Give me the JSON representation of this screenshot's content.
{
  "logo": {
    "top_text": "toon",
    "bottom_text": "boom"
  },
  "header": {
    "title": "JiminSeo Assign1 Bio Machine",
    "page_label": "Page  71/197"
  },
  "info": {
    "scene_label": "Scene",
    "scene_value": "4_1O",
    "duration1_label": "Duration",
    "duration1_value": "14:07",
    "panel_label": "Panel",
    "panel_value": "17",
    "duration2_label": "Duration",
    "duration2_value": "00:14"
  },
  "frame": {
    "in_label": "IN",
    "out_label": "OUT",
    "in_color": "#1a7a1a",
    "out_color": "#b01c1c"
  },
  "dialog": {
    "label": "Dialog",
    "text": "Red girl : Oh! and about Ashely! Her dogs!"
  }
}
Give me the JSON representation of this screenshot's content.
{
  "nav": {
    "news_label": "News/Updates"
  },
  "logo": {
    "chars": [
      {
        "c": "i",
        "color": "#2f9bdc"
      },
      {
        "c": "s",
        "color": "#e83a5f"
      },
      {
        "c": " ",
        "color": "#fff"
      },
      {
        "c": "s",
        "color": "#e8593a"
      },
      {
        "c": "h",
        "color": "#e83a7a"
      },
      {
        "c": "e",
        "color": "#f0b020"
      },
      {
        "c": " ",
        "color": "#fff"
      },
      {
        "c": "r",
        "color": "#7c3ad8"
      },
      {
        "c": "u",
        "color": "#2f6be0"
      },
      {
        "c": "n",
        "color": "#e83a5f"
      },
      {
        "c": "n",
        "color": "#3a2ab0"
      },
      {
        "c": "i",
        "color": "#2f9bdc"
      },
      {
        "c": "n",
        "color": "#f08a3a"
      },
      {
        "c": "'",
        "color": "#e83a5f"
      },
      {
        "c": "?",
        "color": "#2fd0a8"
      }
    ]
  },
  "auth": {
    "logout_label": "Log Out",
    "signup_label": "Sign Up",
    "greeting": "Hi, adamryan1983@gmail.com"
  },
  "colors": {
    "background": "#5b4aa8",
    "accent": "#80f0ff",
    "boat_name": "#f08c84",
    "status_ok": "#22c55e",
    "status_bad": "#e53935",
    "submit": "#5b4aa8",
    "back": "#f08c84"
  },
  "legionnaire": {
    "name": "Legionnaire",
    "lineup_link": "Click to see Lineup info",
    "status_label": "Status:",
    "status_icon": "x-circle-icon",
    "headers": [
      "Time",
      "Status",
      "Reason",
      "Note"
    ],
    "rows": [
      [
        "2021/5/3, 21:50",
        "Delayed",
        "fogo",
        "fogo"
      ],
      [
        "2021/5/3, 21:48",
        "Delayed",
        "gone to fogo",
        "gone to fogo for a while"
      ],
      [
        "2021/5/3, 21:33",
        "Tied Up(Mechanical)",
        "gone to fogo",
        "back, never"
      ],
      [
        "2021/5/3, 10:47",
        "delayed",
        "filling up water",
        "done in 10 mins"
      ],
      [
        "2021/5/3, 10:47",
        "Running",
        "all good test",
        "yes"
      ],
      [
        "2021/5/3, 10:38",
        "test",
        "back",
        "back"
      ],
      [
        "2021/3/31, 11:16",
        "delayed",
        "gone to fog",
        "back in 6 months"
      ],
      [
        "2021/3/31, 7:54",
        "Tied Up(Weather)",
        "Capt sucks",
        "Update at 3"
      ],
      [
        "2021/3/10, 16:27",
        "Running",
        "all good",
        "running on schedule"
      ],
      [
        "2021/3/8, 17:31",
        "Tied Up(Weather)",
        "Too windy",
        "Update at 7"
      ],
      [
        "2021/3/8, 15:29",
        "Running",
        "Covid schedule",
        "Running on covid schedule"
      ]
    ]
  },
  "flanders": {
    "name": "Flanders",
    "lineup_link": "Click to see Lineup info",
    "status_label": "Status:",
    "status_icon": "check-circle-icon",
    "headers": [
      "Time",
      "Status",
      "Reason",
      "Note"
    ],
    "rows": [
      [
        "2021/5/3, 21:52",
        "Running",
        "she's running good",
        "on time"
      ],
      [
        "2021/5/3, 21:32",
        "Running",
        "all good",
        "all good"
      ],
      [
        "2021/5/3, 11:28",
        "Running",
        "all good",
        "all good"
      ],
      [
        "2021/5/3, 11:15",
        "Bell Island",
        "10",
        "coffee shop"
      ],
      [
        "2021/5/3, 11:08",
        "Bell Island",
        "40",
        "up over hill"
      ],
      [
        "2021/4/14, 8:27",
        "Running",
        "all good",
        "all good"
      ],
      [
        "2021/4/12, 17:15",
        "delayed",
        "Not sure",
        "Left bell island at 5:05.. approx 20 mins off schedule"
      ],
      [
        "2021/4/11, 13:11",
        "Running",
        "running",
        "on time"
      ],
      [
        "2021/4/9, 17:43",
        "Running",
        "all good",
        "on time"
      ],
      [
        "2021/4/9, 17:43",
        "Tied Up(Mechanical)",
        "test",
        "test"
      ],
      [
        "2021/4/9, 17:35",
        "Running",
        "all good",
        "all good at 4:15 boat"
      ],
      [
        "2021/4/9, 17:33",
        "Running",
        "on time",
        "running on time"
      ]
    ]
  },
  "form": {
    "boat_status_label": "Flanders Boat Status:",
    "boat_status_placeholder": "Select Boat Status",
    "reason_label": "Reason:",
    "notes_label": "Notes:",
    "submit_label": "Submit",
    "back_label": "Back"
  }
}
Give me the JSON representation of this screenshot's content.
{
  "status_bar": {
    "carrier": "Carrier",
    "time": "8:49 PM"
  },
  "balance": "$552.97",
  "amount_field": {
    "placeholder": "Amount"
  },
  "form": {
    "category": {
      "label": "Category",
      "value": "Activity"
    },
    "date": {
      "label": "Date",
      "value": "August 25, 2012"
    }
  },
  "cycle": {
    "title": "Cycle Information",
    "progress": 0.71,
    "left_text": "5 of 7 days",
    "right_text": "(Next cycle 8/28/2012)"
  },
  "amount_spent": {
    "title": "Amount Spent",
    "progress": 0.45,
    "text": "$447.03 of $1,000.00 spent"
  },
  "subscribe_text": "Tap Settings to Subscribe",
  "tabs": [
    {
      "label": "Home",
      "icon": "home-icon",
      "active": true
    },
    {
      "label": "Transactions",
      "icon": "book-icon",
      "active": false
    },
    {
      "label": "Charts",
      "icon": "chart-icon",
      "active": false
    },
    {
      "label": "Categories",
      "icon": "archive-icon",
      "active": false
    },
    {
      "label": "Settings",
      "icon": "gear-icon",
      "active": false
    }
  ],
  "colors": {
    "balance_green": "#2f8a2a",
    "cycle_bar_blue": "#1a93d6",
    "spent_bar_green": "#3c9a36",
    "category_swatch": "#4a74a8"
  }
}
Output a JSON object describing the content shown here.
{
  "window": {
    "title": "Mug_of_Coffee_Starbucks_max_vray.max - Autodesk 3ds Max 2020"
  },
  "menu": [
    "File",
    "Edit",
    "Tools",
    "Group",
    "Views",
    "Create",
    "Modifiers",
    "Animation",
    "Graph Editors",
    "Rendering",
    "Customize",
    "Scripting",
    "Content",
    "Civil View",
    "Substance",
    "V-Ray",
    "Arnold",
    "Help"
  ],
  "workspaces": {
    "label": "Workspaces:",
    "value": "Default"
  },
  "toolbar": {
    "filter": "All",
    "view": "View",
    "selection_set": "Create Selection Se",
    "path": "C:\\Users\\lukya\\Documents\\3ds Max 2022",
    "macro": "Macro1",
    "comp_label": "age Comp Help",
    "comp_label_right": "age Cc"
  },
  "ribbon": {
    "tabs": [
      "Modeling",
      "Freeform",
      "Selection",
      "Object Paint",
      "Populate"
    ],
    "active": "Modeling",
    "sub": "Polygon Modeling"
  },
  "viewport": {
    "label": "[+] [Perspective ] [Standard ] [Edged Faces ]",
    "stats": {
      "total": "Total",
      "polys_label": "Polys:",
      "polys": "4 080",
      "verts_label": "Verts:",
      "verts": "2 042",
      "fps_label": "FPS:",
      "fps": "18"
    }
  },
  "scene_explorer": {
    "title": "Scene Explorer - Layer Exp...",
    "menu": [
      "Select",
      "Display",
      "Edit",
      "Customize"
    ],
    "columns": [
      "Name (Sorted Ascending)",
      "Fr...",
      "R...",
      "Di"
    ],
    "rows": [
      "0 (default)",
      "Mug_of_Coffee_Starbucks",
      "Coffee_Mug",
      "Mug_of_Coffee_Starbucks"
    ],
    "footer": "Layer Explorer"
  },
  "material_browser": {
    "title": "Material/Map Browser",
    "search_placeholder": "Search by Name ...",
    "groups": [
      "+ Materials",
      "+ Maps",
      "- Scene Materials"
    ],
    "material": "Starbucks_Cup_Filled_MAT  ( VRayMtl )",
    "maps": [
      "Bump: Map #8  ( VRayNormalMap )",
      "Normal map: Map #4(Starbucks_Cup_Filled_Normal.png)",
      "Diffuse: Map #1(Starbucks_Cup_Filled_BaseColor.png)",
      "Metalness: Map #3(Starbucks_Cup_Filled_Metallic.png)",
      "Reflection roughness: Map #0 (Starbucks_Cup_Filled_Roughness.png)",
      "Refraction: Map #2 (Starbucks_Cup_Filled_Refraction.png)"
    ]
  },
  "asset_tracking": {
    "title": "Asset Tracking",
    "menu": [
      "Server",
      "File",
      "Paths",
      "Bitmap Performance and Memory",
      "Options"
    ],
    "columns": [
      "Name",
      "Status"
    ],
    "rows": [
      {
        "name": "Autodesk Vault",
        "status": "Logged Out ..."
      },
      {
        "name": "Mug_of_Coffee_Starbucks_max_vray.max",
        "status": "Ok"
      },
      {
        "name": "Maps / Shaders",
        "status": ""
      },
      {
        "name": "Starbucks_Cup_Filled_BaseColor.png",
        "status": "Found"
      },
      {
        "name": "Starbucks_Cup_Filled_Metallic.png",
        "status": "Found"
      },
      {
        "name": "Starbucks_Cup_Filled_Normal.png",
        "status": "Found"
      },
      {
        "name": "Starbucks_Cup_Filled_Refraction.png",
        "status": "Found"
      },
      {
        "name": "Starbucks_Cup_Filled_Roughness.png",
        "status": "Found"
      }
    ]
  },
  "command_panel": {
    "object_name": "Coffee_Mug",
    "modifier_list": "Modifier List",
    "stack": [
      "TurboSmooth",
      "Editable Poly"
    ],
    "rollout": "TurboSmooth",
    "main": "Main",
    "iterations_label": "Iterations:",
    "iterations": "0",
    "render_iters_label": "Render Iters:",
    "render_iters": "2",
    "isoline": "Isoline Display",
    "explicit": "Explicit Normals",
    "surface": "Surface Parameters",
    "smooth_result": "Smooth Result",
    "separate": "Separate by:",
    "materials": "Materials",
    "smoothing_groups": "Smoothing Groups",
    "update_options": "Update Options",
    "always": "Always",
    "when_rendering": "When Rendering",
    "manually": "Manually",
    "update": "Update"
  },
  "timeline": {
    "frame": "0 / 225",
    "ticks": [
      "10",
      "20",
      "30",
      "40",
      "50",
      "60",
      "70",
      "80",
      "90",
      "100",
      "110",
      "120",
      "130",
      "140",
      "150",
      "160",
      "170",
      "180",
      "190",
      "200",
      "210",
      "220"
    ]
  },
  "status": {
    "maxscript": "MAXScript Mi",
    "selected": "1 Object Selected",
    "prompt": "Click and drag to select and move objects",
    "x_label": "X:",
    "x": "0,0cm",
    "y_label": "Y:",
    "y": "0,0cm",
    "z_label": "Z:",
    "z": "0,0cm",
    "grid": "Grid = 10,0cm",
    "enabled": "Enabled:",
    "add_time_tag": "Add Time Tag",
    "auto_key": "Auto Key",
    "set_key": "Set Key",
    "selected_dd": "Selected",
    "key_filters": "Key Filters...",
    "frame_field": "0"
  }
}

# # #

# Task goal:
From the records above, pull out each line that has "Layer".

# Solution to this exercise:
    "title": "Scene Explorer - Layer Exp...",
    "footer": "Layer Explorer"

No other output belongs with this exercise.